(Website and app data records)
+--
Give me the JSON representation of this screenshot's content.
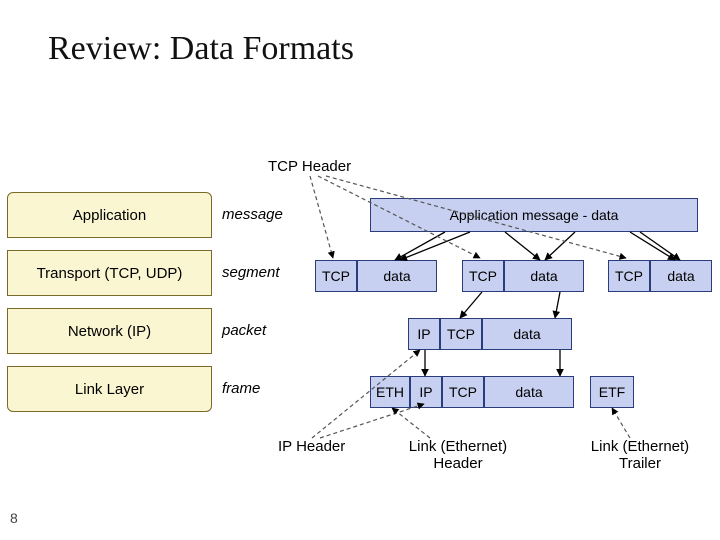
{
  "title": "Review: Data Formats",
  "slide_number": "8",
  "annotations": {
    "tcp_header": "TCP Header",
    "ip_header": "IP Header",
    "link_header": "Link (Ethernet)\nHeader",
    "link_trailer": "Link (Ethernet)\nTrailer",
    "app_msg_data": "Application message - data"
  },
  "layers": [
    {
      "name": "Application",
      "unit": "message"
    },
    {
      "name": "Transport (TCP, UDP)",
      "unit": "segment"
    },
    {
      "name": "Network (IP)",
      "unit": "packet"
    },
    {
      "name": "Link Layer",
      "unit": "frame"
    }
  ],
  "cells": {
    "app_data": "Application message - data",
    "tcp": "TCP",
    "data": "data",
    "ip": "IP",
    "eth": "ETH",
    "etf": "ETF"
  }
}
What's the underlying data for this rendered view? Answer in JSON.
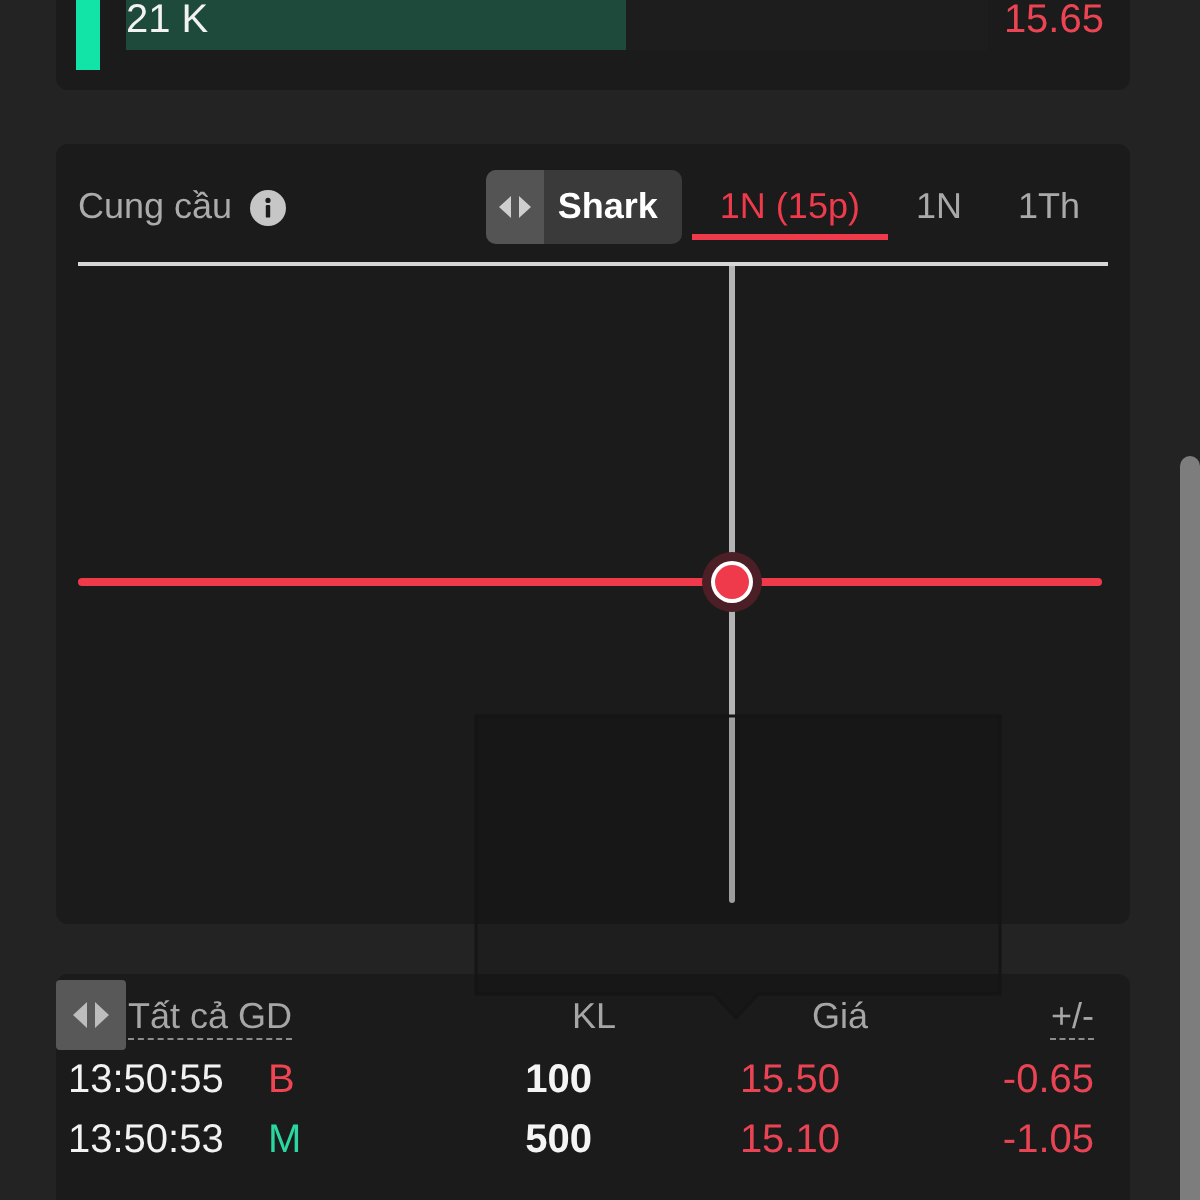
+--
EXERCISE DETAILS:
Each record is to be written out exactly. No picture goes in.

WRITTEN RESPONSE:
Give me the JSON representation of this screenshot's content.
{
  "title": "Review: Data Formats",
  "slide_number": "8",
  "annotations": {
    "tcp_header": "TCP Header",
    "ip_header": "IP Header",
    "link_header": "Link (Ethernet)\nHeader",
    "link_trailer": "Link (Ethernet)\nTrailer",
    "app_msg_data": "Application message - data"
  },
  "layers": [
    {
      "name": "Application",
      "unit": "message"
    },
    {
      "name": "Transport (TCP, UDP)",
      "unit": "segment"
    },
    {
      "name": "Network (IP)",
      "unit": "packet"
    },
    {
      "name": "Link Layer",
      "unit": "frame"
    }
  ],
  "cells": {
    "app_data": "Application message - data",
    "tcp": "TCP",
    "data": "data",
    "ip": "IP",
    "eth": "ETH",
    "etf": "ETF"
  }
}
What's the underlying data for this rendered view? Answer in JSON.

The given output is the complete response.